It’s no secret that construction job sites are among the most dangerous workplaces in New Jersey. Recent New Jersey Bureau of Labor Statistics research on fatal work injuries in the state uncovered that the private construction industry saw the most deaths of all industries in 2020. In fact, the problem has become so severe that New York state recently enacted legislative action known as Carlos’s Law. The new legislation was named for Carlos Moncayo, a 22-year-old construction worker who died due to his employer’s criminal negligence. Although the contractor was convicted of manslaughter, they faced only paltry fines. Carlos’s law aims to raise fines for employers who are found criminally liable in construction site accidents.
Beyond high-profile criminal cases, each and every day civil cases are brought against employers, managers, equipment manufacturers, and others who are responsible for workers’ injuries. The reality is that it can be incredibly difficult to determine who is at fault, so if you have been hurt in an accident, consulting with an injury attorney serving Northern New Jersey may be in your best interest. If you find yourself in this situation, Buttafuoco & Associates can help you understand your rights and whether you have a case during a free consultation.
Owner, Employer, or Jobsite Management?
Most construction-related personal injuries are the result of negligence. However, even if someone else is responsible for your injuries, it doesn’t necessarily mean fault will be easy to prove. To establish a claim based on negligence, you must 1) establish negligence on the part of the defendant, 2) show that the negligence directly led to your injury, and 3) show that the injury incurred specific damages, such as injuries, medical bills, pain and suffering, or lost wages.

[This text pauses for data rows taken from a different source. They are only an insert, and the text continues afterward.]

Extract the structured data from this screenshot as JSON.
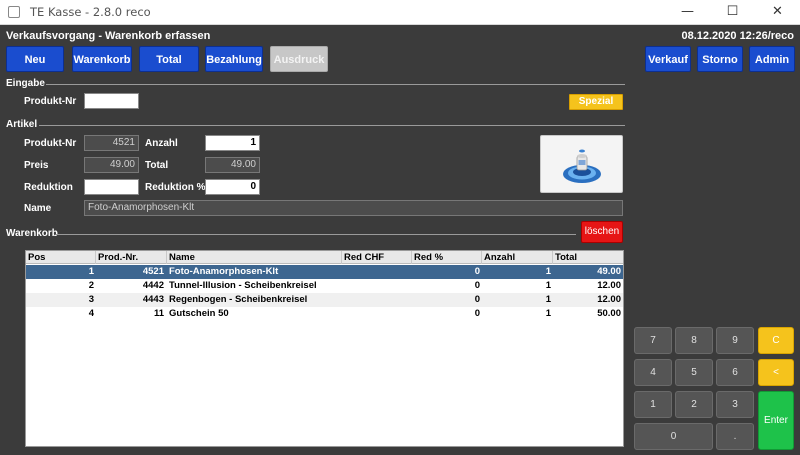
{
  "window": {
    "title": "TE Kasse - 2.8.0 reco",
    "controls": [
      "—",
      "☐",
      "✕"
    ]
  },
  "header": {
    "title": "Verkaufsvorgang - Warenkorb erfassen",
    "datetime": "08.12.2020 12:26/reco"
  },
  "toolbar": {
    "neu": "Neu",
    "warenkorb": "Warenkorb",
    "total": "Total",
    "bezahlung": "Bezahlung",
    "ausdruck": "Ausdruck",
    "verkauf": "Verkauf",
    "storno": "Storno",
    "admin": "Admin"
  },
  "eingabe": {
    "section": "Eingabe",
    "produkt_nr_label": "Produkt-Nr",
    "produkt_nr_value": "",
    "spezial": "Spezial"
  },
  "artikel": {
    "section": "Artikel",
    "produkt_nr_label": "Produkt-Nr",
    "produkt_nr_value": "4521",
    "anzahl_label": "Anzahl",
    "anzahl_value": "1",
    "preis_label": "Preis",
    "preis_value": "49.00",
    "total_label": "Total",
    "total_value": "49.00",
    "reduktion_label": "Reduktion",
    "reduktion_value": "",
    "reduktion_pct_label": "Reduktion %",
    "reduktion_pct_value": "0",
    "name_label": "Name",
    "name_value": "Foto-Anamorphosen-Klt"
  },
  "warenkorb": {
    "section": "Warenkorb",
    "loeschen": "löschen",
    "columns": [
      "Pos",
      "Prod.-Nr.",
      "Name",
      "Red CHF",
      "Red %",
      "Anzahl",
      "Total"
    ],
    "rows": [
      {
        "pos": "1",
        "prod_nr": "4521",
        "name": "Foto-Anamorphosen-Klt",
        "red_chf": "",
        "red_pct": "0",
        "anzahl": "1",
        "total": "49.00"
      },
      {
        "pos": "2",
        "prod_nr": "4442",
        "name": "Tunnel-Illusion - Scheibenkreisel",
        "red_chf": "",
        "red_pct": "0",
        "anzahl": "1",
        "total": "12.00"
      },
      {
        "pos": "3",
        "prod_nr": "4443",
        "name": "Regenbogen - Scheibenkreisel",
        "red_chf": "",
        "red_pct": "0",
        "anzahl": "1",
        "total": "12.00"
      },
      {
        "pos": "4",
        "prod_nr": "11",
        "name": "Gutschein 50",
        "red_chf": "",
        "red_pct": "0",
        "anzahl": "1",
        "total": "50.00"
      }
    ]
  },
  "keypad": {
    "k7": "7",
    "k8": "8",
    "k9": "9",
    "kc": "C",
    "k4": "4",
    "k5": "5",
    "k6": "6",
    "kback": "<",
    "k1": "1",
    "k2": "2",
    "k3": "3",
    "enter": "Enter",
    "k0": "0",
    "kdot": "."
  },
  "colors": {
    "background": "#3b3b3b",
    "button_blue": "#1a4dcf",
    "spezial_yellow": "#f5c31c",
    "delete_red": "#e61515",
    "enter_green": "#1ec24a",
    "selected_row": "#3d6690"
  }
}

On a construction site, the owner, employer, and management are legally responsible for maintaining a reasonably safe environment for workers according to OSHA (Occupational Safety Health Administration). That said, negligence on the part of employers can take many forms that might not be readily obvious. At Buttafuoco & Associates, we’ve noticed that employer negligence in construction typically falls under the legal grounds of “Failure to Warn.”
Essentially, employers have a “Duty to Warn,” which means that they are legally obligated to warn employees of any potential hazards in the workplace. For example, electrical hazards, potential falling objects, slippery surfaces, and fire hazards. The employer is also legally required to provide proper training on equipment, safety gear, and hazardous materials. All too often, employers fail to warn employees of dangerous circumstances. Often, employees feel that they were at fault for their own injuries when this is not, in fact, the case. If you are injured as an employee and are unsure whether your employer is responsible, it can be worthwhile to consult with an injury lawyer serving Northern New Jersey.
The Equipment or Material Manufacturer
In many cases, liability for construction injuries falls to the business owner or manager, but sometimes site accidents are not the fault of anyone directly involved in the job. Malfunctioning equipment is a common cause of construction accidents.
A wide range of equipment could malfunction on a job site and leave you with severe injuries, including:
- Saws, drills, nail guns, and other power tools
- Construction vehicles, including bulldozers and cranes
- Scaffolding or other temporary structures and supports
- Defective wiring or other electrical components
If you’re using construction equipment as intended with proper safety procedures but are injured due to a flaw in the design, a Northern New Jersey personal injury attorney will treat this as a product liability case by proving the manufacturer of the equipment was liable for your injury. Product liability law can be especially difficult and complex, but Buttafuoco & Associates can help you navigate your options and get your life back on track.
What to do After a Construction Accident
If you are injured on a construction site, it is essential to know what to do. Documenting the accident, notifying your supervisor, collecting evidence, and seeking medical care are all incredibly important to proving your case.
Because insurance companies will not always pay what you need to recover, working with a lawyer can be extremely helpful. At Buttafuoco & Associates, we make it our mission to maximize your workers compensation for your case so you can get the damages you need to recover.
Get in touch with us today for a free consultation at 1-800-NOW-HURT.